++++ Provided data
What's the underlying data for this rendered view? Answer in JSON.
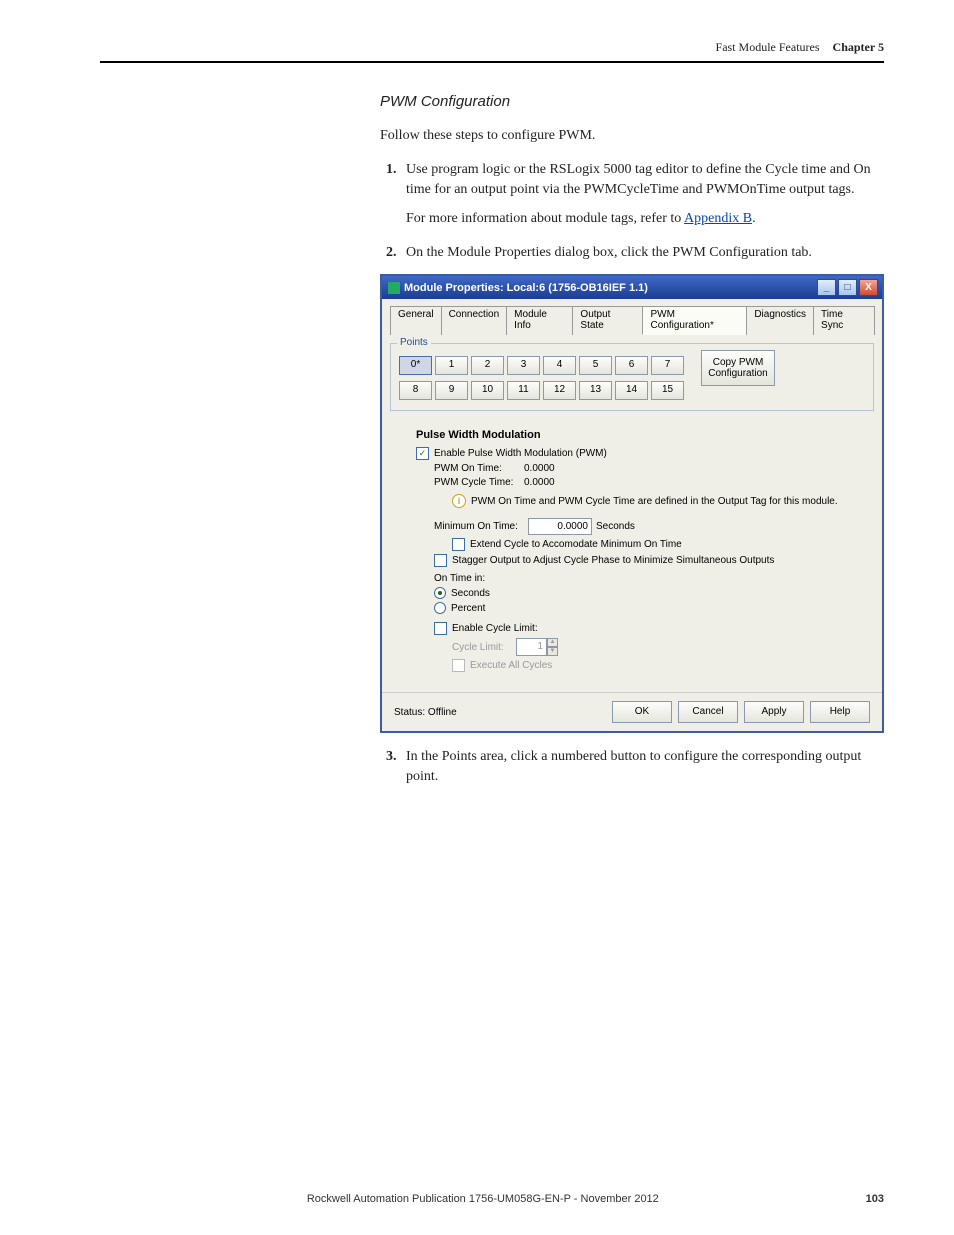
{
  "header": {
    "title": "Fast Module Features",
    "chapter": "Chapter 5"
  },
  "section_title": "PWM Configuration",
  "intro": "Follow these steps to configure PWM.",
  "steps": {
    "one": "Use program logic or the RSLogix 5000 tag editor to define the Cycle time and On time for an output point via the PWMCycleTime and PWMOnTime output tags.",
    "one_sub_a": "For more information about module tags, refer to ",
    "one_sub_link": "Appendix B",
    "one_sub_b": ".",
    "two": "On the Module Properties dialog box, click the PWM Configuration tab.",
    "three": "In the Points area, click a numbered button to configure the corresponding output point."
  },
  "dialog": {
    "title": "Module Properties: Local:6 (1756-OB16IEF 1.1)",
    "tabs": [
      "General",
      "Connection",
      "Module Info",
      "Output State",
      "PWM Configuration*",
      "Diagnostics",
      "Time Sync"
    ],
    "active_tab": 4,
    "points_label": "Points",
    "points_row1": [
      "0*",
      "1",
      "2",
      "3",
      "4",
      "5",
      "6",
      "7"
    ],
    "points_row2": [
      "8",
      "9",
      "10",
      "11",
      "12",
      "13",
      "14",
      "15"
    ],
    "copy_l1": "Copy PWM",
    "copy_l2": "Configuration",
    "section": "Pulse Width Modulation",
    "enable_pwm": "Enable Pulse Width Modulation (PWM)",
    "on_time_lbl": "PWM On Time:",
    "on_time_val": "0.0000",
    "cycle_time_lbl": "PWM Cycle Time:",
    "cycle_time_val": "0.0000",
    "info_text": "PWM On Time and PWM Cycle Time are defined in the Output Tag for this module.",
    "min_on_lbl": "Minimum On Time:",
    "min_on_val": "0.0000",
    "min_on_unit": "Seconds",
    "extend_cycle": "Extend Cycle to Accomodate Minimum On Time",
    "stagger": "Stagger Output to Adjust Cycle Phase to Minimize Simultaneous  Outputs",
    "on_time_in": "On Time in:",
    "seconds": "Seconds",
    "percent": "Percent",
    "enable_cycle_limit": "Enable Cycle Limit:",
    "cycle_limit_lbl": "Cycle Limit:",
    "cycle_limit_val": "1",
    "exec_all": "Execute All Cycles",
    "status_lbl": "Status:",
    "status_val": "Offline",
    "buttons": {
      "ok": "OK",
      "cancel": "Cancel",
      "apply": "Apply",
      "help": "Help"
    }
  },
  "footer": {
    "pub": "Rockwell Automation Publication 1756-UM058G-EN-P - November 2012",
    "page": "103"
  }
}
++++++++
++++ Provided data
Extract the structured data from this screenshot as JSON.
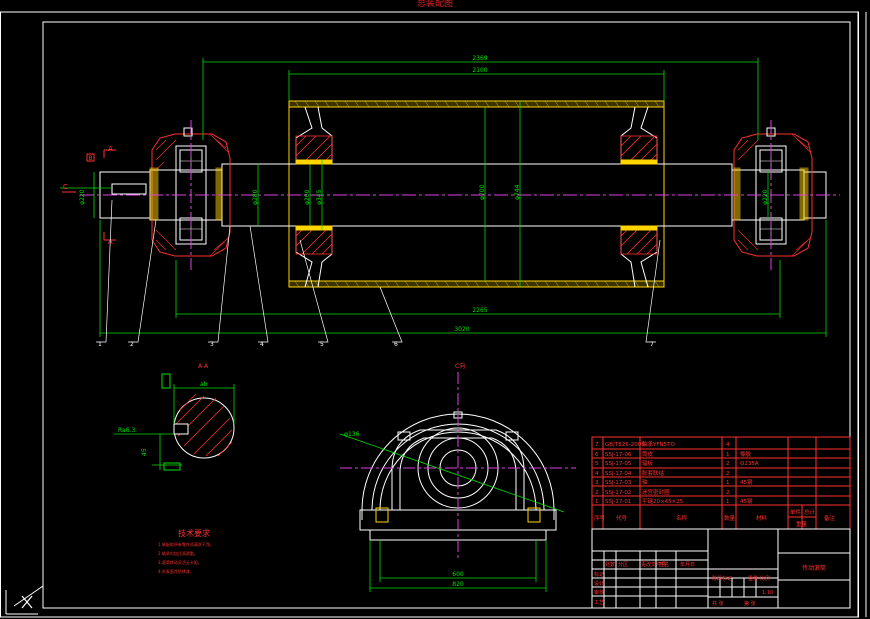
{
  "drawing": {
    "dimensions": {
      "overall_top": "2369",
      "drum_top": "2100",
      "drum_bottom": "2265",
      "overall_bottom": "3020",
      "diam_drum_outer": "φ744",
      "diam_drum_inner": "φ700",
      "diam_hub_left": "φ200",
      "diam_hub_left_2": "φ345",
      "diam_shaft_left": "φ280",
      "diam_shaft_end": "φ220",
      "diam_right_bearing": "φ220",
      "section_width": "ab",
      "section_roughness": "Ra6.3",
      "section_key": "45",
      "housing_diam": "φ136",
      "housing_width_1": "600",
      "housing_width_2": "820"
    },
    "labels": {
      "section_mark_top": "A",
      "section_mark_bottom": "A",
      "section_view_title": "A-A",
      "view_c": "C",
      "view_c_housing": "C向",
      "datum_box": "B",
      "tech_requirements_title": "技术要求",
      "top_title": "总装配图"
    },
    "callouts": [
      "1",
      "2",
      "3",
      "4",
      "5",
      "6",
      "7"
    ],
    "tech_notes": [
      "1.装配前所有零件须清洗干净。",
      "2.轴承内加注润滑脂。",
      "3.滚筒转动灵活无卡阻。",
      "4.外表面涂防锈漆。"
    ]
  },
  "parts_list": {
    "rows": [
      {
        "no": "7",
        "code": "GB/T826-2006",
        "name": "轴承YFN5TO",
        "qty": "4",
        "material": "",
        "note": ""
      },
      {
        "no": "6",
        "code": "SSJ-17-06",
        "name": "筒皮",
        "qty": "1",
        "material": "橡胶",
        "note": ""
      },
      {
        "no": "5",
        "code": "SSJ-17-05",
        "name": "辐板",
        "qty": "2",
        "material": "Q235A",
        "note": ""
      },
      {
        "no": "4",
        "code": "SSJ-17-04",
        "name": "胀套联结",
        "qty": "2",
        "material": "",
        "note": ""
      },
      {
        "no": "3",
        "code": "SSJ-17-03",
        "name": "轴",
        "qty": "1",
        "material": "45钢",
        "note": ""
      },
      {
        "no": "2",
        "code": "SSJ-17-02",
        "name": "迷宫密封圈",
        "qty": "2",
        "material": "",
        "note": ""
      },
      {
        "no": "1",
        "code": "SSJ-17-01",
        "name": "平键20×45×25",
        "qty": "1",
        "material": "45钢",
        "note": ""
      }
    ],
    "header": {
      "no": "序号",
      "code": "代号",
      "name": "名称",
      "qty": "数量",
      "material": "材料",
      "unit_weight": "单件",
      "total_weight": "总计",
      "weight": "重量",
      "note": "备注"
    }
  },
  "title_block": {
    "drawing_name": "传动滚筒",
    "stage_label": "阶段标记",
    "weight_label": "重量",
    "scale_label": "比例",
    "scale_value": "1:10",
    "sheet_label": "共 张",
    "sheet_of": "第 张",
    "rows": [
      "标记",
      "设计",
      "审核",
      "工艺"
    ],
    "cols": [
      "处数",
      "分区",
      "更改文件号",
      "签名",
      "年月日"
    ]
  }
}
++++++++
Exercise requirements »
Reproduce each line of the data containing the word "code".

Task solution »
        "code": "GB/T826-2006",
        "code": "SSJ-17-06",
        "code": "SSJ-17-05",
        "code": "SSJ-17-04",
        "code": "SSJ-17-03",
        "code": "SSJ-17-02",
        "code": "SSJ-17-01",
      "code": "代号",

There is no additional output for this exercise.